[Dataset rows for apps and sites]

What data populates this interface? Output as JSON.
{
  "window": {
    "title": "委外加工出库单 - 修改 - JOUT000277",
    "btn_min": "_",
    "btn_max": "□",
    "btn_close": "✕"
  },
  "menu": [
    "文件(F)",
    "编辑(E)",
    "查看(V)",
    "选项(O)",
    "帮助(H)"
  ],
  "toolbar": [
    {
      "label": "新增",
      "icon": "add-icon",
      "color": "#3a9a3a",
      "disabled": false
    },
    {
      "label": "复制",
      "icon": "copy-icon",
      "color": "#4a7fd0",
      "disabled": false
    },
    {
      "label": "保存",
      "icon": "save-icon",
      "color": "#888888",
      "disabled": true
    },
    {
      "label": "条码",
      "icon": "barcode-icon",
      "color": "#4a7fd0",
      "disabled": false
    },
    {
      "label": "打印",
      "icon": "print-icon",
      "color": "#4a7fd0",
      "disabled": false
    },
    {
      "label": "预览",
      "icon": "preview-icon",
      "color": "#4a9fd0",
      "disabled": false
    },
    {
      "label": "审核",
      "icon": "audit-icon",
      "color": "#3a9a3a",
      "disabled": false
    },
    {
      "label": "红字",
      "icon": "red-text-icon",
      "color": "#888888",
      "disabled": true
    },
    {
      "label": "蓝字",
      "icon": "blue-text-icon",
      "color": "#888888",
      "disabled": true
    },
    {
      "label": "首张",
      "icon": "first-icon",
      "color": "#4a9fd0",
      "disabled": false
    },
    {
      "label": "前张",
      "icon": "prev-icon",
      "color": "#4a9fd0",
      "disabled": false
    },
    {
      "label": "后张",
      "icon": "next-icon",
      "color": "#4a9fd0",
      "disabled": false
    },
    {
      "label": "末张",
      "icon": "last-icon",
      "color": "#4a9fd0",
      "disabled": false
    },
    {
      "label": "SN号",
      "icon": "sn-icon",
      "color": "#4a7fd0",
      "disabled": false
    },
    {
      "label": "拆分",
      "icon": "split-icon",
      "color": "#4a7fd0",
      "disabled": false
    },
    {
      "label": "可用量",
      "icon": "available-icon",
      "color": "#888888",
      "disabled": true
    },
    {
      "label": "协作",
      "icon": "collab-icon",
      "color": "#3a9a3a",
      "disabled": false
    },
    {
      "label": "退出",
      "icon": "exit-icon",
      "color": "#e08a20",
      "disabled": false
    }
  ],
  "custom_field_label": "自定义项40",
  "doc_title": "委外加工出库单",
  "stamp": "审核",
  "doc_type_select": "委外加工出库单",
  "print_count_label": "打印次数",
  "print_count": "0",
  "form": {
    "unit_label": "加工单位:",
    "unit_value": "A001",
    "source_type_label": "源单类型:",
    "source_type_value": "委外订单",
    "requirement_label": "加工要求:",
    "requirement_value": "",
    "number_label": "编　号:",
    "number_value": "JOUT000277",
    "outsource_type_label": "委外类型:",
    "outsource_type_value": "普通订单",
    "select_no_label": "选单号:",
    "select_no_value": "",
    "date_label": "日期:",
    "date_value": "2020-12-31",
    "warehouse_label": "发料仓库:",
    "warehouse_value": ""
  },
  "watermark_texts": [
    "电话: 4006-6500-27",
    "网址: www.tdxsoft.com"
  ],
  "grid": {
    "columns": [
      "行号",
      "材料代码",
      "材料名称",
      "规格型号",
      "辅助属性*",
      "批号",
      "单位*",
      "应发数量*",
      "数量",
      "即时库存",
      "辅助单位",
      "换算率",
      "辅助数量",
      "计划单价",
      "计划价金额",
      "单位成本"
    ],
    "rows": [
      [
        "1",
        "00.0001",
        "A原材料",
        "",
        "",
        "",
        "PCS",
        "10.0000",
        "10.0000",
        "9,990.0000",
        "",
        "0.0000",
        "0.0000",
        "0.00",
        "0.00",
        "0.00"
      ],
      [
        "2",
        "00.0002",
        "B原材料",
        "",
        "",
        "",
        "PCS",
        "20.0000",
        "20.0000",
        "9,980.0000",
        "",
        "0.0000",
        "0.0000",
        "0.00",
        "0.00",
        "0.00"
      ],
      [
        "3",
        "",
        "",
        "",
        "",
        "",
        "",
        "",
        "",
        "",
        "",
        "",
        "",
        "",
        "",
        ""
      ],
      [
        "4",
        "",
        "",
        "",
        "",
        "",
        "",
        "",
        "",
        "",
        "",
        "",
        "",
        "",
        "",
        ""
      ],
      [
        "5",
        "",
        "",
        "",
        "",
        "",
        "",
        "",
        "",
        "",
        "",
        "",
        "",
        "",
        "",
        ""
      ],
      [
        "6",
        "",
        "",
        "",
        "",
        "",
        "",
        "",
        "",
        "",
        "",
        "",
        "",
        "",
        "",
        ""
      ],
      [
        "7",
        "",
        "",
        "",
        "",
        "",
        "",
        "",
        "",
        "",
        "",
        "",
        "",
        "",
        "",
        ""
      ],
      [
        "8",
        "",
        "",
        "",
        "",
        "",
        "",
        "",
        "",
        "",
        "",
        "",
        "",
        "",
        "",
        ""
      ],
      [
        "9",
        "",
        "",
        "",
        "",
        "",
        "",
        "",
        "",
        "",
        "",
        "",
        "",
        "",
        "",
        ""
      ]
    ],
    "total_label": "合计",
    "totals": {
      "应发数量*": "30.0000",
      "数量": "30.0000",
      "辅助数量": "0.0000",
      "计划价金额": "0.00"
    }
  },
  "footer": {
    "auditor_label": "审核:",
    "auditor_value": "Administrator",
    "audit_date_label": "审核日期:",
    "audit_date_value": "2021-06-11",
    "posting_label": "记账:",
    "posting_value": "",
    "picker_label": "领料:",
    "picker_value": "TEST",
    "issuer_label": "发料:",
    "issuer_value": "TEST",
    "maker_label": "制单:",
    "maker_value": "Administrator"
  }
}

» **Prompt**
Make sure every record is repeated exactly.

» **Answer to the exercise**
What data populates this interface? Output as JSON.
{
  "window": {
    "title": "委外加工出库单 - 修改 - JOUT000277",
    "btn_min": "_",
    "btn_max": "□",
    "btn_close": "✕"
  },
  "menu": [
    "文件(F)",
    "编辑(E)",
    "查看(V)",
    "选项(O)",
    "帮助(H)"
  ],
  "toolbar": [
    {
      "label": "新增",
      "icon": "add-icon",
      "color": "#3a9a3a",
      "disabled": false
    },
    {
      "label": "复制",
      "icon": "copy-icon",
      "color": "#4a7fd0",
      "disabled": false
    },
    {
      "label": "保存",
      "icon": "save-icon",
      "color": "#888888",
      "disabled": true
    },
    {
      "label": "条码",
      "icon": "barcode-icon",
      "color": "#4a7fd0",
      "disabled": false
    },
    {
      "label": "打印",
      "icon": "print-icon",
      "color": "#4a7fd0",
      "disabled": false
    },
    {
      "label": "预览",
      "icon": "preview-icon",
      "color": "#4a9fd0",
      "disabled": false
    },
    {
      "label": "审核",
      "icon": "audit-icon",
      "color": "#3a9a3a",
      "disabled": false
    },
    {
      "label": "红字",
      "icon": "red-text-icon",
      "color": "#888888",
      "disabled": true
    },
    {
      "label": "蓝字",
      "icon": "blue-text-icon",
      "color": "#888888",
      "disabled": true
    },
    {
      "label": "首张",
      "icon": "first-icon",
      "color": "#4a9fd0",
      "disabled": false
    },
    {
      "label": "前张",
      "icon": "prev-icon",
      "color": "#4a9fd0",
      "disabled": false
    },
    {
      "label": "后张",
      "icon": "next-icon",
      "color": "#4a9fd0",
      "disabled": false
    },
    {
      "label": "末张",
      "icon": "last-icon",
      "color": "#4a9fd0",
      "disabled": false
    },
    {
      "label": "SN号",
      "icon": "sn-icon",
      "color": "#4a7fd0",
      "disabled": false
    },
    {
      "label": "拆分",
      "icon": "split-icon",
      "color": "#4a7fd0",
      "disabled": false
    },
    {
      "label": "可用量",
      "icon": "available-icon",
      "color": "#888888",
      "disabled": true
    },
    {
      "label": "协作",
      "icon": "collab-icon",
      "color": "#3a9a3a",
      "disabled": false
    },
    {
      "label": "退出",
      "icon": "exit-icon",
      "color": "#e08a20",
      "disabled": false
    }
  ],
  "custom_field_label": "自定义项40",
  "doc_title": "委外加工出库单",
  "stamp": "审核",
  "doc_type_select": "委外加工出库单",
  "print_count_label": "打印次数",
  "print_count": "0",
  "form": {
    "unit_label": "加工单位:",
    "unit_value": "A001",
    "source_type_label": "源单类型:",
    "source_type_value": "委外订单",
    "requirement_label": "加工要求:",
    "requirement_value": "",
    "number_label": "编　号:",
    "number_value": "JOUT000277",
    "outsource_type_label": "委外类型:",
    "outsource_type_value": "普通订单",
    "select_no_label": "选单号:",
    "select_no_value": "",
    "date_label": "日期:",
    "date_value": "2020-12-31",
    "warehouse_label": "发料仓库:",
    "warehouse_value": ""
  },
  "watermark_texts": [
    "电话: 4006-6500-27",
    "网址: www.tdxsoft.com"
  ],
  "grid": {
    "columns": [
      "行号",
      "材料代码",
      "材料名称",
      "规格型号",
      "辅助属性*",
      "批号",
      "单位*",
      "应发数量*",
      "数量",
      "即时库存",
      "辅助单位",
      "换算率",
      "辅助数量",
      "计划单价",
      "计划价金额",
      "单位成本"
    ],
    "rows": [
      [
        "1",
        "00.0001",
        "A原材料",
        "",
        "",
        "",
        "PCS",
        "10.0000",
        "10.0000",
        "9,990.0000",
        "",
        "0.0000",
        "0.0000",
        "0.00",
        "0.00",
        "0.00"
      ],
      [
        "2",
        "00.0002",
        "B原材料",
        "",
        "",
        "",
        "PCS",
        "20.0000",
        "20.0000",
        "9,980.0000",
        "",
        "0.0000",
        "0.0000",
        "0.00",
        "0.00",
        "0.00"
      ],
      [
        "3",
        "",
        "",
        "",
        "",
        "",
        "",
        "",
        "",
        "",
        "",
        "",
        "",
        "",
        "",
        ""
      ],
      [
        "4",
        "",
        "",
        "",
        "",
        "",
        "",
        "",
        "",
        "",
        "",
        "",
        "",
        "",
        "",
        ""
      ],
      [
        "5",
        "",
        "",
        "",
        "",
        "",
        "",
        "",
        "",
        "",
        "",
        "",
        "",
        "",
        "",
        ""
      ],
      [
        "6",
        "",
        "",
        "",
        "",
        "",
        "",
        "",
        "",
        "",
        "",
        "",
        "",
        "",
        "",
        ""
      ],
      [
        "7",
        "",
        "",
        "",
        "",
        "",
        "",
        "",
        "",
        "",
        "",
        "",
        "",
        "",
        "",
        ""
      ],
      [
        "8",
        "",
        "",
        "",
        "",
        "",
        "",
        "",
        "",
        "",
        "",
        "",
        "",
        "",
        "",
        ""
      ],
      [
        "9",
        "",
        "",
        "",
        "",
        "",
        "",
        "",
        "",
        "",
        "",
        "",
        "",
        "",
        "",
        ""
      ]
    ],
    "total_label": "合计",
    "totals": {
      "应发数量*": "30.0000",
      "数量": "30.0000",
      "辅助数量": "0.0000",
      "计划价金额": "0.00"
    }
  },
  "footer": {
    "auditor_label": "审核:",
    "auditor_value": "Administrator",
    "audit_date_label": "审核日期:",
    "audit_date_value": "2021-06-11",
    "posting_label": "记账:",
    "posting_value": "",
    "picker_label": "领料:",
    "picker_value": "TEST",
    "issuer_label": "发料:",
    "issuer_value": "TEST",
    "maker_label": "制单:",
    "maker_value": "Administrator"
  }
}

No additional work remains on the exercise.